Predicting the attention span of anonymous visitors (part II)

  • Predicting the attention span of anonymous visitors (part II)

Unless develops algorithms to predict attention span of anonymous website visitors - part II of a series about the science behind it.

Unless is currently developing a series of algorithms to predict the behavior of new, anonymous website visitors. The goal is to make websites scan and classify these visitors, so they can be served an individualized experience that fits their state of mind.

In the first part of the series we were training a machine learning model to differentiate between visitors with a low attention span and high one. Now, data scientist Boyan Angelov will dive deeper into the contributing factors behind this.

Explainable AI

In order to uncover the driving factors in a model, we will use methods which broadly fall in the category of explainable machine learning (often abbreviated as xAI). This is a field which has been growing in popularity in recent years, partly driven by increasing complexity of "black box" models such as deep learning, and changes in regulations such as GDPR.

Often the increase in accuracy that we observe by using such advanced models is paid for by decreased understanding as to how exactly they operate and make certain decisions. This can prove to be very important in cases where machine learning models carry high risks, such as the decision-making behind self-driving cars and health status predictions.

ai 1


On this diagram you can observe that tree-based methods tend to be more interpretable than Deep Learning, and this is one of the major reasons we selected them. On top of that, they tend to be excellent when used with structured data.

In our research, we will be using those models and techniques for another purpose. They should help us understand the factors behind the attention span model we built in the previous post.

Feature importance

We start our analysis simple, by using a well-known and stable technique - feature importance. This is a standard method for understanding the inner workings of a tree-based machine learning model (in our case we used a Gradient Boosting model), which is the calculation of feature importance. Note: the mathematics behind the calculation of feature importance are well explained in this blog post.

Below, you can have a look at the feature importance plot.

feature importance

Here you can observe which are overall driving factors behind the attention span prediction. In our case, th emost important traits are the “deviceview.Size” and “timehour”. The names of those variables should be self-explanatory, but for the sake of clarity the former is the width of the display on which the content was viewed (in pixels), and the latter is the time of day (0-24) of the viewing event.

Partial Dependence Plots (PDP) are slightly more advanced than feature importance, and they are used to visualise the contribution of an individual feature to the prediction. This will help us dig deeper.

Screenshot 2019-05-29 14.35.10

On this plot we observe one clear peak in attention span, and one obvious low. The peak occurs in the morning around 9:00, and the fall is in the evening between 18:00 and 20:30. There are many different possibilities for why this is the case, and further investigation is required.

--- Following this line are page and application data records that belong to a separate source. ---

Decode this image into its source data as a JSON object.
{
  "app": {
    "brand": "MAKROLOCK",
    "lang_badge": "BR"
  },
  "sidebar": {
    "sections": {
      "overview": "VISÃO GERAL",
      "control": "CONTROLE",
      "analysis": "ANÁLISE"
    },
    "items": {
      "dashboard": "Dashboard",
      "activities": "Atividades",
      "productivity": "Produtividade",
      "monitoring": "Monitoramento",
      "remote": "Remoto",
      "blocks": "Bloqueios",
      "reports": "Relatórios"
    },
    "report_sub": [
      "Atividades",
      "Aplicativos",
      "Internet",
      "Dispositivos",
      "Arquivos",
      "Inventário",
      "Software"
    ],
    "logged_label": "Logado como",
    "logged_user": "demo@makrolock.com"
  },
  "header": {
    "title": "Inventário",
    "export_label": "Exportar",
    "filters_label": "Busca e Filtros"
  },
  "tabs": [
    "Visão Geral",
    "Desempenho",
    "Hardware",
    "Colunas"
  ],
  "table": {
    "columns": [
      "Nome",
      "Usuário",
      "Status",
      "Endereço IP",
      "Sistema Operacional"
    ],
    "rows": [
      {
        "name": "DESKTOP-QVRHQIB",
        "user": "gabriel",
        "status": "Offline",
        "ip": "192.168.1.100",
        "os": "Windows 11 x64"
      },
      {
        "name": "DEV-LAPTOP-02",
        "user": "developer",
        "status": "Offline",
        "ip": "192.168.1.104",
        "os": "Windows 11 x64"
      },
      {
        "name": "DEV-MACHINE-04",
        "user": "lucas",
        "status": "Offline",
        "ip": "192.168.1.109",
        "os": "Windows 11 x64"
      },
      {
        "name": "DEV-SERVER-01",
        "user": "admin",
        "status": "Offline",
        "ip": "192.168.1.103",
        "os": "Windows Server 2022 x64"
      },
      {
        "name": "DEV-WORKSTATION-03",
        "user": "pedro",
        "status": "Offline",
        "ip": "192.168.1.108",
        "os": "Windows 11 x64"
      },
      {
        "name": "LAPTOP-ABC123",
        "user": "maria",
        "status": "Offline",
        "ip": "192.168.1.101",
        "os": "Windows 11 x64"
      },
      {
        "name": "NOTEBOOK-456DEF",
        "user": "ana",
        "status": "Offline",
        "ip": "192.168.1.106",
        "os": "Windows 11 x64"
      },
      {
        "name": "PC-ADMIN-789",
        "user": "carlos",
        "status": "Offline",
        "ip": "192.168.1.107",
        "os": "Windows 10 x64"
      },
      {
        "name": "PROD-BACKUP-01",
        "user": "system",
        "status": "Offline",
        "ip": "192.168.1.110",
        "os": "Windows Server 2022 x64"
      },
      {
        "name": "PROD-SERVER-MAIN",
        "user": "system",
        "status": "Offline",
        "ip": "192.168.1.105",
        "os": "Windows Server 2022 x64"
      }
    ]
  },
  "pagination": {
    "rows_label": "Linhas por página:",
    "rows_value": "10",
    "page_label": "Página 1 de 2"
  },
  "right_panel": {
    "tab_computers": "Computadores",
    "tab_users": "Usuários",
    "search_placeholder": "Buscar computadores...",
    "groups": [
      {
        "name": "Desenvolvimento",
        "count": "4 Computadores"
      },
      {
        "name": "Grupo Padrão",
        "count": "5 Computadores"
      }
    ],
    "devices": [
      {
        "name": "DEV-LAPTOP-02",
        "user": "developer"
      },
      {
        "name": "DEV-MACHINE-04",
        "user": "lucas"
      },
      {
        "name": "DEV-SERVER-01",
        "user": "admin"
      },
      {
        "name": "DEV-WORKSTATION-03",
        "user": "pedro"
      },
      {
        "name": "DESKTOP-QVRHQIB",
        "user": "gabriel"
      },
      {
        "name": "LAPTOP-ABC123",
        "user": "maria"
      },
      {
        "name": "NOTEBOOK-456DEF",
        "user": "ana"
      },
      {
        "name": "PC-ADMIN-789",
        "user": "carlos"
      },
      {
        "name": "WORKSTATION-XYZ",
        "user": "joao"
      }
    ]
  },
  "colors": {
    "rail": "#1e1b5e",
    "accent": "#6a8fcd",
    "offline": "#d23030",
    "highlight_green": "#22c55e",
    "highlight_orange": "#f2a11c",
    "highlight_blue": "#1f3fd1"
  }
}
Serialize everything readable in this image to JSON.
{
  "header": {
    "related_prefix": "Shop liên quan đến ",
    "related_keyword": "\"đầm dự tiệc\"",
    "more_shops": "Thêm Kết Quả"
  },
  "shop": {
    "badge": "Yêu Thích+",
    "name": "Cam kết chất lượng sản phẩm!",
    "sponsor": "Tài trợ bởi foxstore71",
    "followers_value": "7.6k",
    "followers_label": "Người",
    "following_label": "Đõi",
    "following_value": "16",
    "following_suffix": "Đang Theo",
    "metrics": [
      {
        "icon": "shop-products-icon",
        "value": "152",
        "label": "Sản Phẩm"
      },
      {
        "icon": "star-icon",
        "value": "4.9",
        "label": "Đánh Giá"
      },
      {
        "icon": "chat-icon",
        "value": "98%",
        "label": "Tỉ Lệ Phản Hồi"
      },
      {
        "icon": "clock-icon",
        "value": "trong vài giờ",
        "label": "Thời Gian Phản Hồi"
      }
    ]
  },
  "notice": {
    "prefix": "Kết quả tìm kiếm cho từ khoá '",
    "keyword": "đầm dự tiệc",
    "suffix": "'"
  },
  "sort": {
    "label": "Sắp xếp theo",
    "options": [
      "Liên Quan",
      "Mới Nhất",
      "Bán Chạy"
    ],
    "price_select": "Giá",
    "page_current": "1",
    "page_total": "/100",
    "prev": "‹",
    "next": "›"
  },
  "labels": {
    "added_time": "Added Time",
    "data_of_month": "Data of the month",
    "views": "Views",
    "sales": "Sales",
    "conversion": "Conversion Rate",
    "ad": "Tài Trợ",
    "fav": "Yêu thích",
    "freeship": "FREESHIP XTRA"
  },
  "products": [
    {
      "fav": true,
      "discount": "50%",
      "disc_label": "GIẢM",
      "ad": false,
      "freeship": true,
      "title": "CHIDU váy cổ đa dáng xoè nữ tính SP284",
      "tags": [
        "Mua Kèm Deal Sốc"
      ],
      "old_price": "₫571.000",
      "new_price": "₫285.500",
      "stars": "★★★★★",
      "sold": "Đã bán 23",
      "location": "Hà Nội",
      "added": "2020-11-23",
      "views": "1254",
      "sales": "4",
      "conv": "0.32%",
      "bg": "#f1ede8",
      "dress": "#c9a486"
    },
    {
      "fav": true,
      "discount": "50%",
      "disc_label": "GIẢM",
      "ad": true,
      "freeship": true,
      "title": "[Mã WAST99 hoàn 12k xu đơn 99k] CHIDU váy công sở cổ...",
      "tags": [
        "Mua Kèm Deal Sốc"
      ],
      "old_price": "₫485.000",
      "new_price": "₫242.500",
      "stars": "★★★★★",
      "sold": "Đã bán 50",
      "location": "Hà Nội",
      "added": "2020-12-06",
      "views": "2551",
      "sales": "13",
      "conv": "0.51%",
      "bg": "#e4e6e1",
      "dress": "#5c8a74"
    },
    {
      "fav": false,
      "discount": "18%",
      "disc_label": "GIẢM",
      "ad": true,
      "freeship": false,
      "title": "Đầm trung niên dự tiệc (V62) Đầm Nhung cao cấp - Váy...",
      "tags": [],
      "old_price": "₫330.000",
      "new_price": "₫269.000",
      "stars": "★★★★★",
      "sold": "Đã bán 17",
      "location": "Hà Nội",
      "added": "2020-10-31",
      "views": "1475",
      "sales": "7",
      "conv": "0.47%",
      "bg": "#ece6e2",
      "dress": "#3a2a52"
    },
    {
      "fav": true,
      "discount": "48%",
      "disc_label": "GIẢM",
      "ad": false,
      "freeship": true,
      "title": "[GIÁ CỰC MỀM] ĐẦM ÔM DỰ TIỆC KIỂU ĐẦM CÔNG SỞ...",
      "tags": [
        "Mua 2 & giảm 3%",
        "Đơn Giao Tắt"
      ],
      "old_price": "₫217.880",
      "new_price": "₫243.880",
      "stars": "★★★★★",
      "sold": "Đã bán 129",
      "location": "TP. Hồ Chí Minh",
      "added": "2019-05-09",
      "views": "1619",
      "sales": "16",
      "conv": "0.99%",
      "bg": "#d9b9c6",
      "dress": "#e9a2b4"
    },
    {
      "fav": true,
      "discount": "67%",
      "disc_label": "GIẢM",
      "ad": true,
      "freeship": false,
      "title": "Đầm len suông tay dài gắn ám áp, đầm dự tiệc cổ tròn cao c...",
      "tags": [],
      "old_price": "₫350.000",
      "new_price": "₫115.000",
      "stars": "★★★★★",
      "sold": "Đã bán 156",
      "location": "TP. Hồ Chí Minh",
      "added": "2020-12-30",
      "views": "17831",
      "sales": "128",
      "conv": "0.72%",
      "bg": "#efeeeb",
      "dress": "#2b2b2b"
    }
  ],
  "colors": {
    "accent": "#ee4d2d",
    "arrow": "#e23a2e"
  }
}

  • Perhaps, users tend to be very focused on reading blogs or a website early in the morning when they get to work?
  • And late in the evening they might be less so, trying to consume as much content as possible without having the patience to concentrate on one at a time?

For investigating the similarities between the features we can use a PCA plot. This method is used in many applications in machine learning, often to reduce the dimensionality (number of features) in the data, and to discover patterns. The basic principle is that features that contribute to the variation in the data in a similar way have smaller angles between them. Let’s have a look:

pca biplot

Parts of the plot might be difficult to read, but the large patterns are relatively clear. We can see that device browsers have similar effects (except for the Samsung browser - this outlier is very interesting for a future investigation), and two opposite effects of the “country” feature. Time-related features such as “timeday” have small angles between them, thus can serve as a sanity check that the patterns we see are indeed meaningful.

This is not the end

Sorry for the cliffhanger, but... The investigations described above are just the tip of the iceberg and there many additional features we are exploring, so stay tuned for future posts!